I’m setting out this point in this way for a specific reason. Debates around deprived neighbourhoods very quickly tend towards stigma – blaming the residents for the deprivation they suffer and assuming cultures of deprivation and poverty exist; most famously recently used by David Cameron with his discussion around “Broken Britain”. This is the sort of lazy, ill-informed judgement I rail against in a lot of my research . In fact I’m increasingly trying to stigmatise more affluent neighbourhoods as being the weird ones.
Anyway, I understand neighbourhood deprivation as coming about because, basically, we put all our social housing in one place. As social housing has increasingly become a tenure of last resort, as opposed to a tenure of choice, the individual challenges faced by tenants in terms of worklessness, ill health and disability have increased – this is the only housing they can access. And the vast majority of these tenants will be perfectly normal. Probably wanting to escape the poverty and deprivation that circumstance has found them in, but just living their lives.
Some will commit anti-social behaviour. Tales of student parties in Newington and the New Town show to everyone that anti-social behaviour is not the monopoly of the poorest in society. Similarly with drug addiction and other problems.
However, with the collocation of problems, these individual problems become more obvious, problematic and difficult to manage at the neighbourhood level. Pathological explanations based on stigma and prejudice that blame the neighbourhood and “community” become an easy way to explain them.
But the statistical description of Leith above does demonstrate that the place has been changing, and arguably gentrifying. In my next post I will discuss this with a particular reference to my own research interest in public service delivery.
Peter previously helped us put together this post about litter in Leith too.

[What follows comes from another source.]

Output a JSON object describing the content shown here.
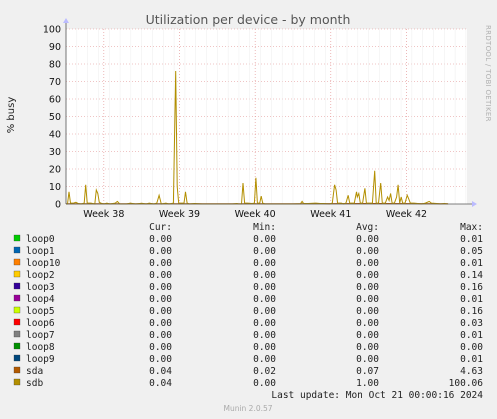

If you’ve got something to say about Leith, or if you have information that other people might find useful, then you could write a guest post on the Greener Leith blog too. Drop us a line with your thoughts here.